Ms Sturgeon has taken a more realistic, sober approach and has promised an initiative in the summer to try to convince the public of the merits of independence. She has also acknowledged the need rethink some of the answers the Yes campaign gave to key questions and come up with more persuasive arguments on the big issues.

That could include the whole issue of what currency an independent Scotland would use, clarifying the relationship with the EU and how an independent Scotland would cope economically if oil prices remain low.

And the SNP manifesto for this election stops well short of promising a second referendum, arguing instead that “the Scottish Parliament should have the right to hold another referendum if there is clear and sustained evidence that independence has become the preferred option of a majority of the Scottish people – or if there is a significant and material change in the circumstances that prevailed in 2014, such as Scotland being taken out of the EU against our will”.

It is said that the “clear and sustained evidence” required is 60 per cent Yes support in the polls for at least six months or even a year.

The left-wing alliance Rise (Respect, Independence, Socialism, Environmentalism) – which includes many of the more radical Yes campaigners from the referendum – is dismayed that the SNP manifesto does not seek a clear mandate to hold a new vote.

Opposition parties say people want to move on from the independence debate and to focus on the new powers Holyrood is about to get over tax and welfare.

That is undoubtedly true for many voters. But the question of independence nevertheless remains the inescapable backdrop for Scottish political debate. Everyone knows that despite the apparently clear 55-45 victory of the No camp, the referendum gave the SNP an unprecedented boost and supporters of independence are not giving up.

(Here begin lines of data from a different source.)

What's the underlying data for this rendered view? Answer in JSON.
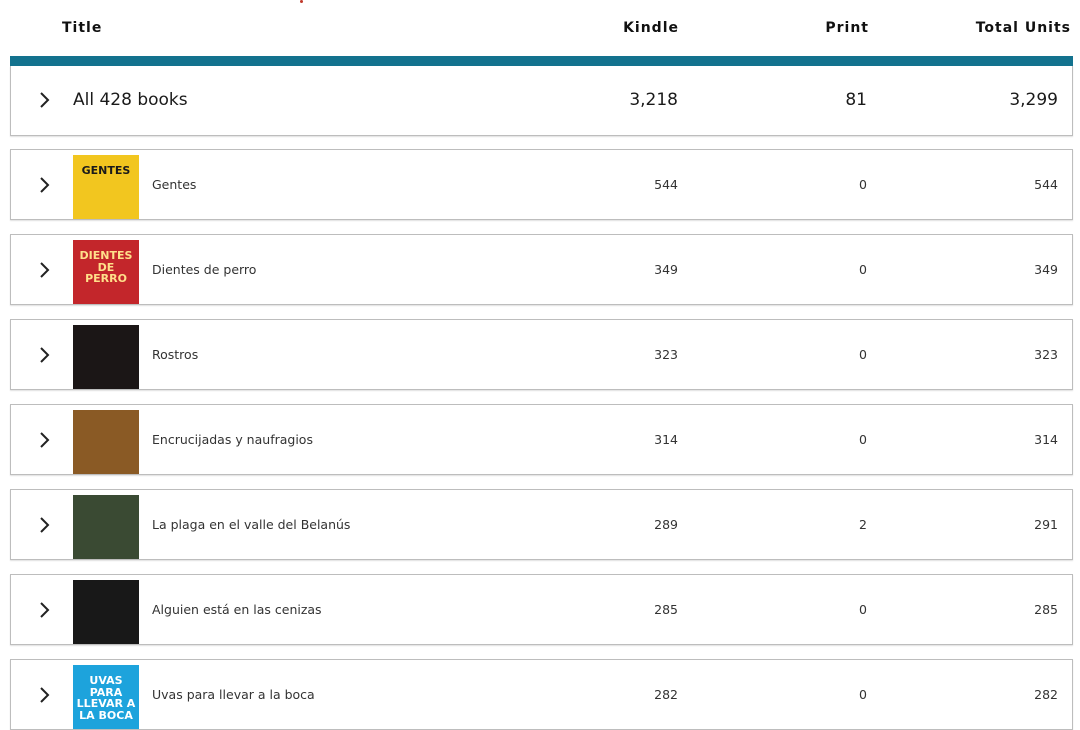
{
  "header": {
    "title_col": "Title",
    "kindle_col": "Kindle",
    "print_col": "Print",
    "total_col": "Total Units"
  },
  "summary": {
    "label": "All 428 books",
    "kindle": "3,218",
    "print": "81",
    "total": "3,299"
  },
  "books": [
    {
      "title": "Gentes",
      "kindle": "544",
      "print": "0",
      "total": "544",
      "cover_text": "GENTES",
      "cover_color": "#f2c61f",
      "cover_text_color": "#1a1a1a"
    },
    {
      "title": "Dientes de perro",
      "kindle": "349",
      "print": "0",
      "total": "349",
      "cover_text": "DIENTES DE PERRO",
      "cover_color": "#c3262b",
      "cover_text_color": "#ffe08a"
    },
    {
      "title": "Rostros",
      "kindle": "323",
      "print": "0",
      "total": "323",
      "cover_text": "",
      "cover_color": "#1b1616",
      "cover_text_color": "#e6e6e6"
    },
    {
      "title": "Encrucijadas y naufragios",
      "kindle": "314",
      "print": "0",
      "total": "314",
      "cover_text": "",
      "cover_color": "#8a5a25",
      "cover_text_color": "#f4e3b0"
    },
    {
      "title": "La plaga en el valle del Belanús",
      "kindle": "289",
      "print": "2",
      "total": "291",
      "cover_text": "",
      "cover_color": "#3a4a33",
      "cover_text_color": "#e0c77a"
    },
    {
      "title": "Alguien está en las cenizas",
      "kindle": "285",
      "print": "0",
      "total": "285",
      "cover_text": "",
      "cover_color": "#181818",
      "cover_text_color": "#e8cbb5"
    },
    {
      "title": "Uvas para llevar a la boca",
      "kindle": "282",
      "print": "0",
      "total": "282",
      "cover_text": "UVAS PARA LLEVAR A LA BOCA",
      "cover_color": "#1da3dc",
      "cover_text_color": "#ffffff"
    }
  ]
}
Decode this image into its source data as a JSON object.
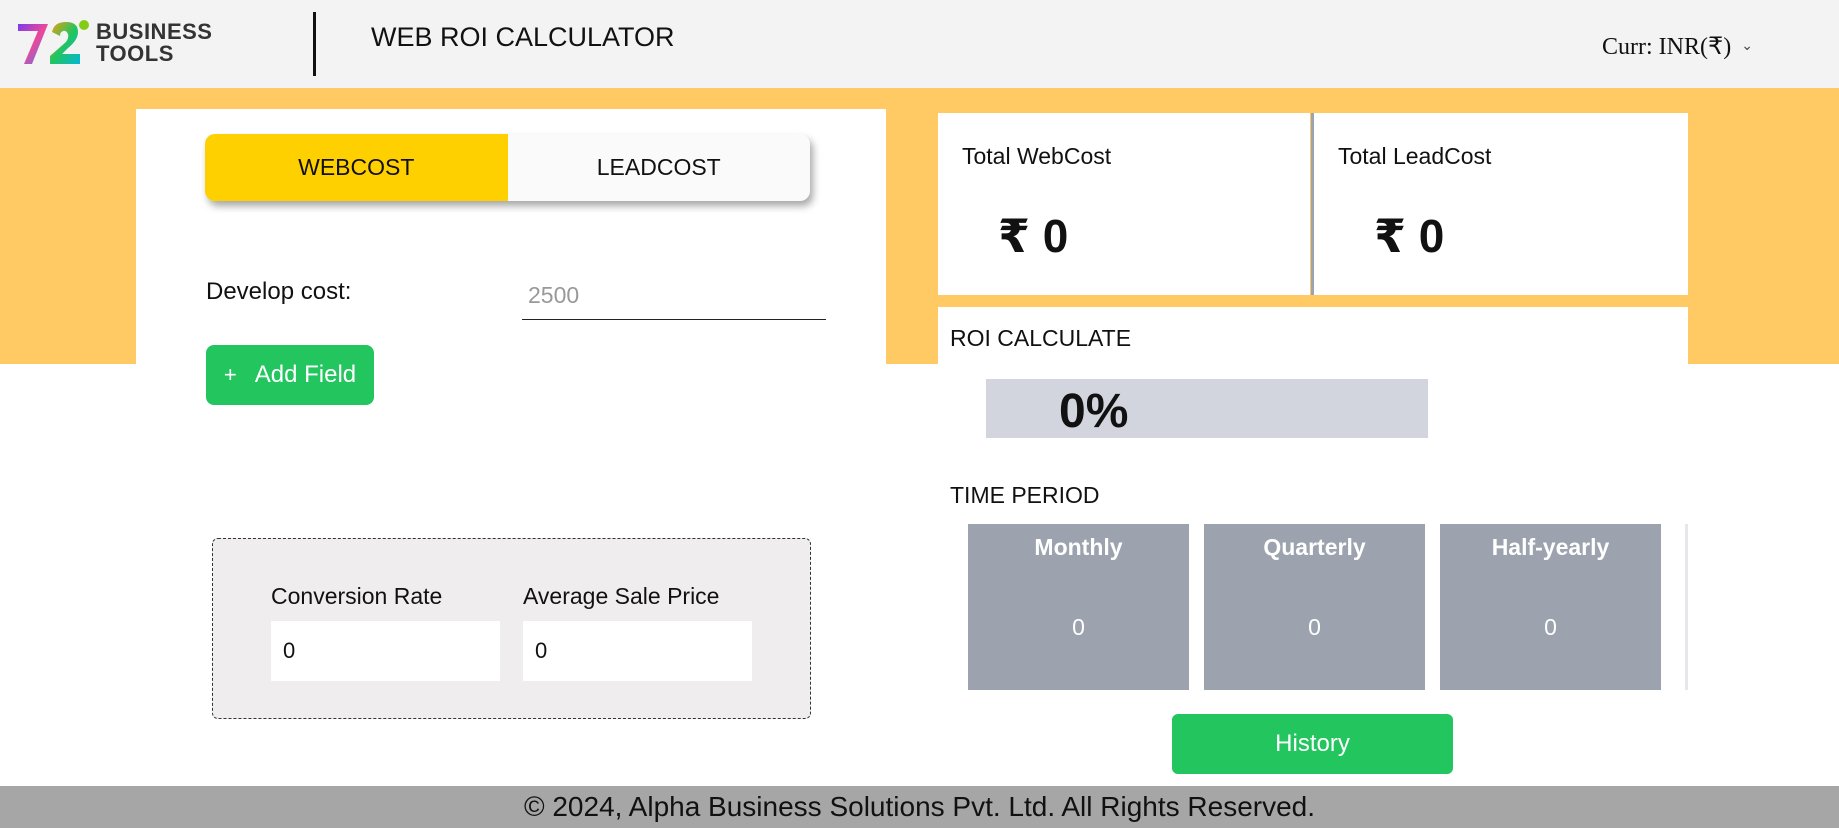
{
  "header": {
    "logo_number": "72",
    "logo_line1": "BUSINESS",
    "logo_line2": "TOOLS",
    "title": "WEB ROI CALCULATOR",
    "currency": "Curr: INR(₹)"
  },
  "tabs": [
    {
      "label": "WEBCOST",
      "active": true
    },
    {
      "label": "LEADCOST",
      "active": false
    }
  ],
  "form": {
    "develop_label": "Develop cost:",
    "develop_placeholder": "2500",
    "add_field_label": "Add Field",
    "conversion_label": "Conversion Rate",
    "conversion_value": "0",
    "avg_price_label": "Average Sale Price",
    "avg_price_value": "0"
  },
  "totals": {
    "webcost_label": "Total WebCost",
    "webcost_value": "₹ 0",
    "leadcost_label": "Total LeadCost",
    "leadcost_value": "₹ 0"
  },
  "roi": {
    "label": "ROI CALCULATE",
    "value": "0%"
  },
  "time_period": {
    "label": "TIME PERIOD",
    "periods": [
      {
        "name": "Monthly",
        "value": "0"
      },
      {
        "name": "Quarterly",
        "value": "0"
      },
      {
        "name": "Half-yearly",
        "value": "0"
      }
    ]
  },
  "history_label": "History",
  "footer": "© 2024, Alpha Business Solutions Pvt. Ltd. All Rights Reserved.",
  "colors": {
    "accent_yellow": "#ffca63",
    "active_tab": "#ffd000",
    "green_button": "#22c55e",
    "period_tile": "#9ca3af"
  }
}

That leaves the SNP with the problem of managing the expectations of supporters and making sure it is not bounced into calling another referendum it could lose.

It is easy to deride the SNP’s position as trying to decide Scotland’s future by opinion poll. But, in reality, it would be a waste of everyone’s time and self-destructive for the SNP to hold another independence vote unless there was clear evidence of a change of heart among voters.

And, equally, if there is a decisive shift of opinion in favour of a break from the rest of the UK, it is difficult in a democracy to argue that should be ignored.